Last-Minute Options: Rest assured, there are plenty of places to eat on the fly. “In the Magic Kingdom, I like the Columbia Harbour House,” says Len Testa, co-author of The Unofficial Guide to Walt Disney World 2018. “There’s extra seating upstairs—a good place to decompress with the kids.” Most of the year, Epcot sets up food stands in the World Showcase area that are a perfect place for families to grab a fast bite, says Testa. And Woody’s Lunch Box, an adorable Toy Story–themed counter-service restaurant, will open at Disney’s Hollywood Studios this summer. You might even be able to score an eleventh-hour reservation at some of the most popular sit-down restaurants. “Disney charges $10 per person for reservations not canceled within 24 hours, so if you’re using the My Disney Experience mobile app, you’ll see a lot of tables open up 24 to 36 hours in advance,” says Testa.
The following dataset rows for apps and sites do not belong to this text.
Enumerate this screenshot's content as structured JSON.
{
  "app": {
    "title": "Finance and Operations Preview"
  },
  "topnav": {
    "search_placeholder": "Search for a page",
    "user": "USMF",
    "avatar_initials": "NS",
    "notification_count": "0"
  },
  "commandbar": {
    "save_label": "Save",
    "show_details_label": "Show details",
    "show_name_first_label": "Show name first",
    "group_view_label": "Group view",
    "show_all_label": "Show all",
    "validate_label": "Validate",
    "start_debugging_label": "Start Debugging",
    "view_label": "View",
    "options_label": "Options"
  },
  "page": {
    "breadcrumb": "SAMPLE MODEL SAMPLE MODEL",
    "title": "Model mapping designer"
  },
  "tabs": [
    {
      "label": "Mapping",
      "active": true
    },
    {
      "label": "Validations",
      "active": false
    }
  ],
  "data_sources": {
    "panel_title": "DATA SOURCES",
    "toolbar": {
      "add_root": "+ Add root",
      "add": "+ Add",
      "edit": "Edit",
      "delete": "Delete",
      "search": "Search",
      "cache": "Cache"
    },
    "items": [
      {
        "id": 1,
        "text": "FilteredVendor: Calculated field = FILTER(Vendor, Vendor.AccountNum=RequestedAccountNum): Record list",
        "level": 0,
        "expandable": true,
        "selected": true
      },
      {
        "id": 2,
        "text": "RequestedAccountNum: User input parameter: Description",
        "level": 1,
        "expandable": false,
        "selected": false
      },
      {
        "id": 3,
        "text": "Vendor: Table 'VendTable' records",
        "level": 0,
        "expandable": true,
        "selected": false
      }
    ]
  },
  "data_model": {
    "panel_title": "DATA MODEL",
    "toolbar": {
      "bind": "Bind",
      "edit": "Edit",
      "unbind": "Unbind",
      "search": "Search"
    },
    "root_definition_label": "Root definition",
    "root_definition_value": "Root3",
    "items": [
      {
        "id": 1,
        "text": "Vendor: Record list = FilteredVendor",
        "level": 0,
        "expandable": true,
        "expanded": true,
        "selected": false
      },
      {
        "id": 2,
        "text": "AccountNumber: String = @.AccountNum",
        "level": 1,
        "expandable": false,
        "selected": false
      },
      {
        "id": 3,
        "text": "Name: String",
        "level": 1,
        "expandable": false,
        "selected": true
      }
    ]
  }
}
Ride Without Waiting
How Far Ahead You Can Book: If you’ve bought your park tickets, you can make three FastPass+ reservations (which get you on rides with little or no wait) for each day of your trip 60 days in advance provided you’re staying at a hotel on Disney property (even if it’s not operated by Disney), and 30 days ahead if you’re not.
- RELATED: Disney FastPass+ Tips and Strategies
Good-Enough Planning: Book the passes as soon as you’re eligible. “If your plans change, you can rebook later or simply skip going on the ride,” says Testa. “There’s no downside to reserving FastPasses.” And the payoff may be enormous: “We didn’t book any and ended up waiting two hours for Animal Kingdom rides,” says Anita Kirkbride, of Halifax, Nova Scotia, Canada.
Last-Minute Options: Keep checking the My Disney Experience mobile app, because some FastPasses are released the day of, says Testa. And when you’re faced with a long wait for a ride, here’s something to consider: When Testa and his team asked thousands of kids what they enjoyed the most about their Disney trip, every ride ranked lower than parades, fireworks, and meeting characters. “Many parents think it’s all about the rides,” he says. “But for young kids, especially, it’s better to skip the two-hour wait for a ride and find a spot to watch a parade 15 minutes before it starts.”